Lines with the word "Advanced": copy all of them from the entries below.

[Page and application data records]
* * * *

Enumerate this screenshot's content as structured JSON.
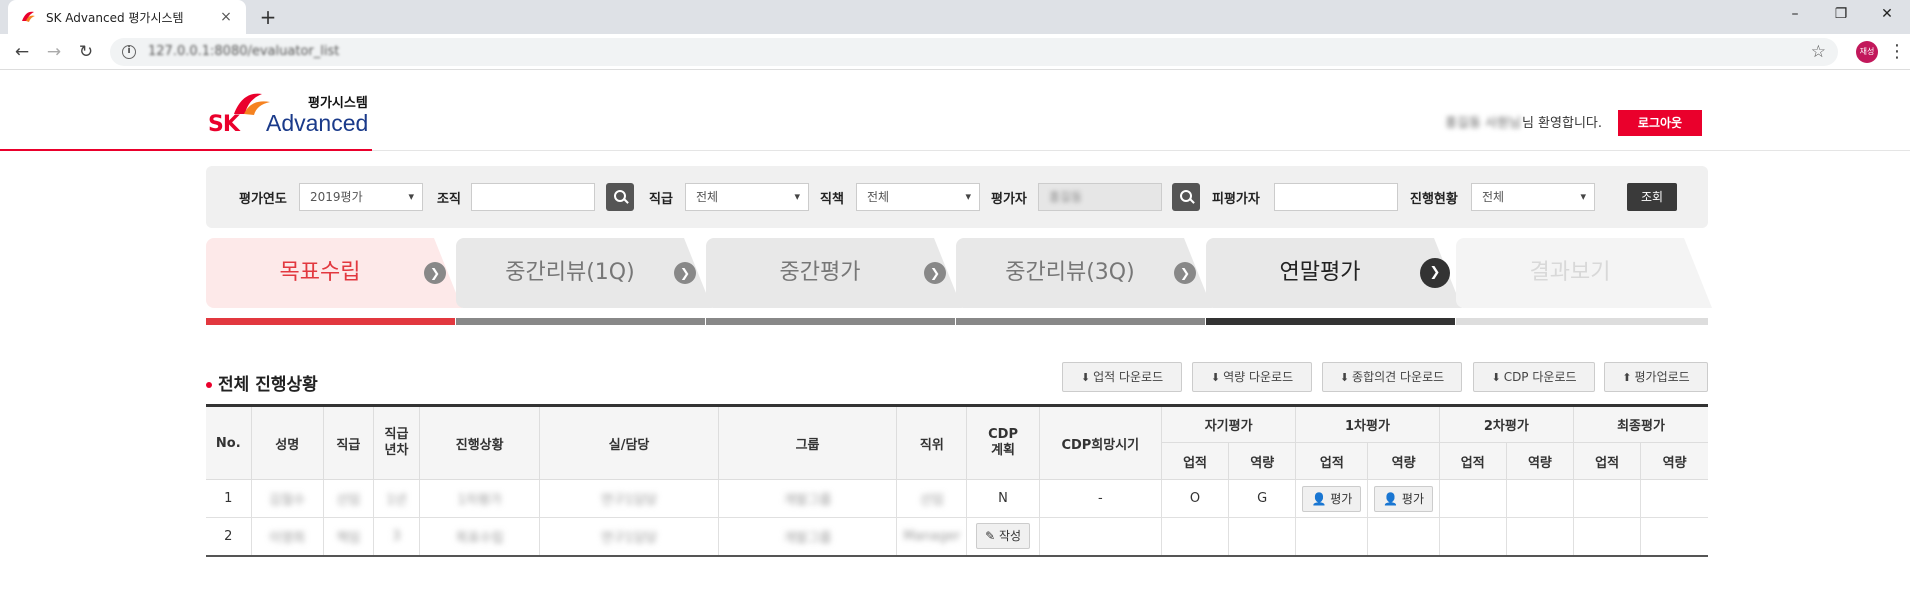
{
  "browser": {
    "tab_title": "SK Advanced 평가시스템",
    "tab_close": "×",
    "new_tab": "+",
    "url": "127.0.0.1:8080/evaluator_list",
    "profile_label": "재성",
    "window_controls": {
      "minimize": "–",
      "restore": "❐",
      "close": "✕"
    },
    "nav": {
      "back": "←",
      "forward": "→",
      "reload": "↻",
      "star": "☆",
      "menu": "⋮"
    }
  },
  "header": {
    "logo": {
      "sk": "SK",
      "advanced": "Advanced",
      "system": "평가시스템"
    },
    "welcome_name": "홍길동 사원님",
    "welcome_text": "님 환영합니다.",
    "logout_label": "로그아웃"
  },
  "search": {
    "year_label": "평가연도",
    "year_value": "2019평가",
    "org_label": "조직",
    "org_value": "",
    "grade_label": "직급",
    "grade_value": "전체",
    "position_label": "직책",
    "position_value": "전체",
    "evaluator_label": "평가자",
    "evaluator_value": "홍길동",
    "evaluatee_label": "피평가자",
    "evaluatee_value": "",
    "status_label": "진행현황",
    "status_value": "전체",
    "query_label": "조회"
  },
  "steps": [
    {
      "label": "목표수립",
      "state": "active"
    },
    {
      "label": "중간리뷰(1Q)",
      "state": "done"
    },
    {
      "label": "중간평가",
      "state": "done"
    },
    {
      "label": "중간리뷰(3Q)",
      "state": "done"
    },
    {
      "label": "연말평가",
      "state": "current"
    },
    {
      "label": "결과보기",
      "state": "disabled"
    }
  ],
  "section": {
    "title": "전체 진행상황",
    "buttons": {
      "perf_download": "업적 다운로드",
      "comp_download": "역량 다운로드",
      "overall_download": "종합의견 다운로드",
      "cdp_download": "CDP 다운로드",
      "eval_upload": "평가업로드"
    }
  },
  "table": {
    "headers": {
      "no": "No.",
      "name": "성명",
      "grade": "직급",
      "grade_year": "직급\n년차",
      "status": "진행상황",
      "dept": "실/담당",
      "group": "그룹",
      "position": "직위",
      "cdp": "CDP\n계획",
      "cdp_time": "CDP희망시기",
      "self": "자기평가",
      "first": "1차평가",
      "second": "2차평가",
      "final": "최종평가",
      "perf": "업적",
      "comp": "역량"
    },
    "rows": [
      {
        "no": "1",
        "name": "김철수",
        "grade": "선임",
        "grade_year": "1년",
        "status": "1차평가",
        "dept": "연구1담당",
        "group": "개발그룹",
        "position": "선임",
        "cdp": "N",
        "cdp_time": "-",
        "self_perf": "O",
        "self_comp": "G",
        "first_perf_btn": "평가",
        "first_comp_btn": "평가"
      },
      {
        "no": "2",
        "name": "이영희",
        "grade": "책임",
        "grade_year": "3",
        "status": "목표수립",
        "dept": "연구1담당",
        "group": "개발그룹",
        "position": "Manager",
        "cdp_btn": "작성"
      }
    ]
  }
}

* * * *

• _RESPONSE BOX_
    "tab_title": "SK Advanced 평가시스템",
      "advanced": "Advanced",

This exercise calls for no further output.